Get your children on board, start early, and invent different sorting systems to make your life easier.

Checklists are your friends. Budgeting will also help you make important decisions about what you would like to keep.

Decluttering will be therapeutic for you, and you will be able to get rid of everything you don’t need anymore. You can even donate things that still work/or are usable. This will fill your heart with warmth.

Decluttering things you can cheaply replace will help you get a stronger sense of a fresh start. This way, you will have new things which will be the icing on top of your move.

In fact, with all the decluttering, you can even adopt a modern minimalistic aesthetic.

However, moving can be a little difficult with a job. In such a case, you could consider renting a tiny home at the start.

For more tips on making the best use of all the available housing options, head over to Tiny House!

This website contains all the information you need for moving. This could include things you may wish to consider when buying ACs or the differences between the different kinds of garage doors.

So, what are you waiting for? Head over to Tiny House right now and make your new house your new home!

Did you enjoy this post and find value in it? Share it with your friends with the links below!

Need more info? Get

By submitting your email, you agree to our Privacy Policy and Terms

Subscribe to get the latest news

This is a new way to communicate faster than any communication platforms

Thank you!
Your submission has been received! Check your inbox for an email from with more info!
Oops! Something went wrong while submitting the form. Please try again or email us at Thanks!
Want all the latest tiny house inspo and news?

Get free resources, updates, tips & tricks, and special offers by joining the Tiny House Plan Newsletter.

No items found.

Frequently Asked Questions

Find answers — straight from the author — for the most common questions about this article.

Don't see your question here? Contact us!
No items found.

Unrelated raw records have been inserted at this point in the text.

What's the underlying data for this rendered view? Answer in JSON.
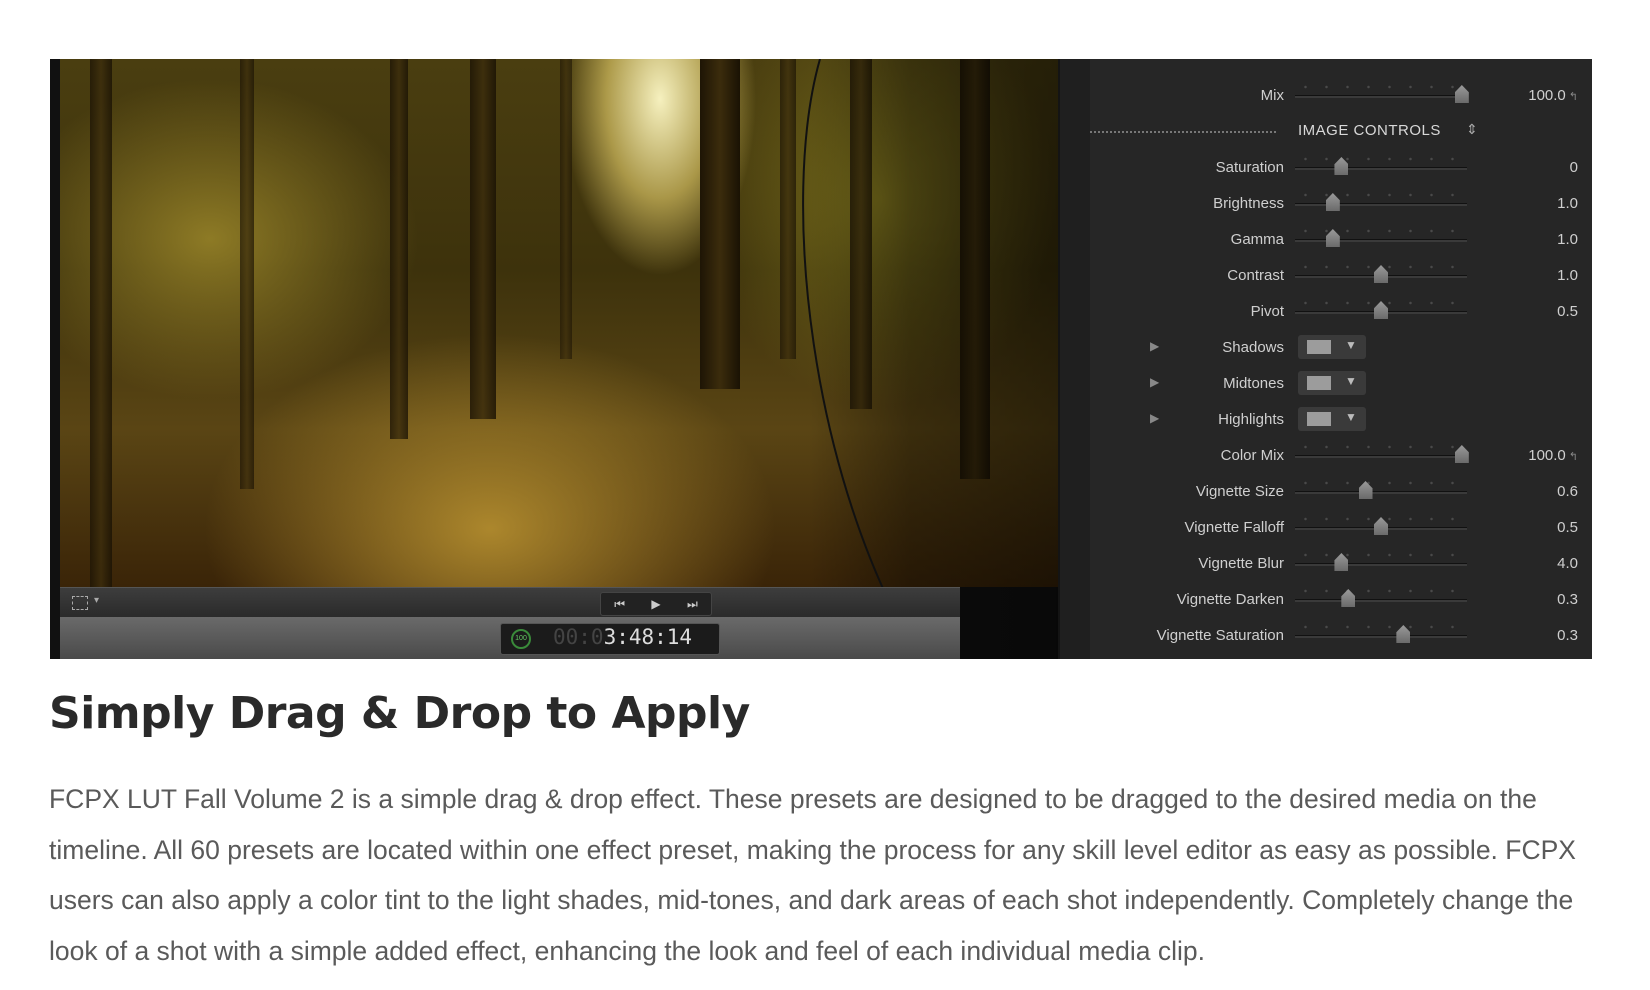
{
  "timecode": {
    "dim": "00:0",
    "main": "3:48:14",
    "dial": "100"
  },
  "transport": {
    "prev": "⏮",
    "play": "▶",
    "next": "⏭"
  },
  "inspector": {
    "top_row": {
      "label": "Mix",
      "value": "100.0",
      "fraction": 0.97
    },
    "section_title": "IMAGE CONTROLS",
    "sliders": [
      {
        "label": "Saturation",
        "value": "0",
        "fraction": 0.27
      },
      {
        "label": "Brightness",
        "value": "1.0",
        "fraction": 0.22
      },
      {
        "label": "Gamma",
        "value": "1.0",
        "fraction": 0.22
      },
      {
        "label": "Contrast",
        "value": "1.0",
        "fraction": 0.5
      },
      {
        "label": "Pivot",
        "value": "0.5",
        "fraction": 0.5
      }
    ],
    "swatches": [
      {
        "label": "Shadows"
      },
      {
        "label": "Midtones"
      },
      {
        "label": "Highlights"
      }
    ],
    "sliders2": [
      {
        "label": "Color Mix",
        "value": "100.0",
        "fraction": 0.97
      },
      {
        "label": "Vignette Size",
        "value": "0.6",
        "fraction": 0.41
      },
      {
        "label": "Vignette Falloff",
        "value": "0.5",
        "fraction": 0.5
      },
      {
        "label": "Vignette Blur",
        "value": "4.0",
        "fraction": 0.27
      },
      {
        "label": "Vignette Darken",
        "value": "0.3",
        "fraction": 0.31
      },
      {
        "label": "Vignette Saturation",
        "value": "0.3",
        "fraction": 0.63
      }
    ]
  },
  "heading": "Simply Drag & Drop to Apply",
  "paragraph": "FCPX LUT Fall Volume 2 is a simple drag & drop effect. These presets are designed to be dragged to the desired media on the timeline. All 60 presets are located within one effect preset, making the process for any skill level editor as easy as possible. FCPX users can also apply a color tint to the light shades, mid-tones, and dark areas of each shot independently. Completely change the look of a shot with a simple added effect, enhancing the look and feel of each individual media clip."
}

Join The Tiny House Community

Occasionally: Community Events, DIY Tips and Tricks, Tiny House Guides
Never: Junk or Spam and we don't sell or misuse your email.
Welcome to the fam! We're excited to have you join the community.
Oops! Something went wrong while submitting the form. Please try again or use the form below.